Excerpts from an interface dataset
= Beginning of Section =

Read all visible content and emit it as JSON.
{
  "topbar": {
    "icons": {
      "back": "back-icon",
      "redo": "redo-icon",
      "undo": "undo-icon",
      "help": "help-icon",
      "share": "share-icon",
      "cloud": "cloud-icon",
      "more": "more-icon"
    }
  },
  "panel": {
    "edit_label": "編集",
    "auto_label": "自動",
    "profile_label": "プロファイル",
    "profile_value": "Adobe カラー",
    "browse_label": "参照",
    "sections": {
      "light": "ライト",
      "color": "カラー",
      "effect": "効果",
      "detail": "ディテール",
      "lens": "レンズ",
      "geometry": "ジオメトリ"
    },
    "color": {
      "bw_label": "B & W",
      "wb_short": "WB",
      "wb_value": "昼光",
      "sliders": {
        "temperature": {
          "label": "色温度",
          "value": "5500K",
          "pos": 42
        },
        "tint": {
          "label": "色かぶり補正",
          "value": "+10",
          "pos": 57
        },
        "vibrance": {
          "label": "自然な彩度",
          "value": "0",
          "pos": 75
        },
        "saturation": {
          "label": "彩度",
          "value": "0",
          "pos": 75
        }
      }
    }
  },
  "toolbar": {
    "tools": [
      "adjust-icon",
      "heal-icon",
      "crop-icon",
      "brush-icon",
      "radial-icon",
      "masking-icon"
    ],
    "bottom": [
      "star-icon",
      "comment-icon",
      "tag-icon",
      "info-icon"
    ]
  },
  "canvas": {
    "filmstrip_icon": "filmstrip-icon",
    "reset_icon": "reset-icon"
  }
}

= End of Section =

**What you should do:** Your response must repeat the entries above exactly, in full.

**Task answer:**
Read all visible content and emit it as JSON.
{
  "topbar": {
    "icons": {
      "back": "back-icon",
      "redo": "redo-icon",
      "undo": "undo-icon",
      "help": "help-icon",
      "share": "share-icon",
      "cloud": "cloud-icon",
      "more": "more-icon"
    }
  },
  "panel": {
    "edit_label": "編集",
    "auto_label": "自動",
    "profile_label": "プロファイル",
    "profile_value": "Adobe カラー",
    "browse_label": "参照",
    "sections": {
      "light": "ライト",
      "color": "カラー",
      "effect": "効果",
      "detail": "ディテール",
      "lens": "レンズ",
      "geometry": "ジオメトリ"
    },
    "color": {
      "bw_label": "B & W",
      "wb_short": "WB",
      "wb_value": "昼光",
      "sliders": {
        "temperature": {
          "label": "色温度",
          "value": "5500K",
          "pos": 42
        },
        "tint": {
          "label": "色かぶり補正",
          "value": "+10",
          "pos": 57
        },
        "vibrance": {
          "label": "自然な彩度",
          "value": "0",
          "pos": 75
        },
        "saturation": {
          "label": "彩度",
          "value": "0",
          "pos": 75
        }
      }
    }
  },
  "toolbar": {
    "tools": [
      "adjust-icon",
      "heal-icon",
      "crop-icon",
      "brush-icon",
      "radial-icon",
      "masking-icon"
    ],
    "bottom": [
      "star-icon",
      "comment-icon",
      "tag-icon",
      "info-icon"
    ]
  },
  "canvas": {
    "filmstrip_icon": "filmstrip-icon",
    "reset_icon": "reset-icon"
  }
}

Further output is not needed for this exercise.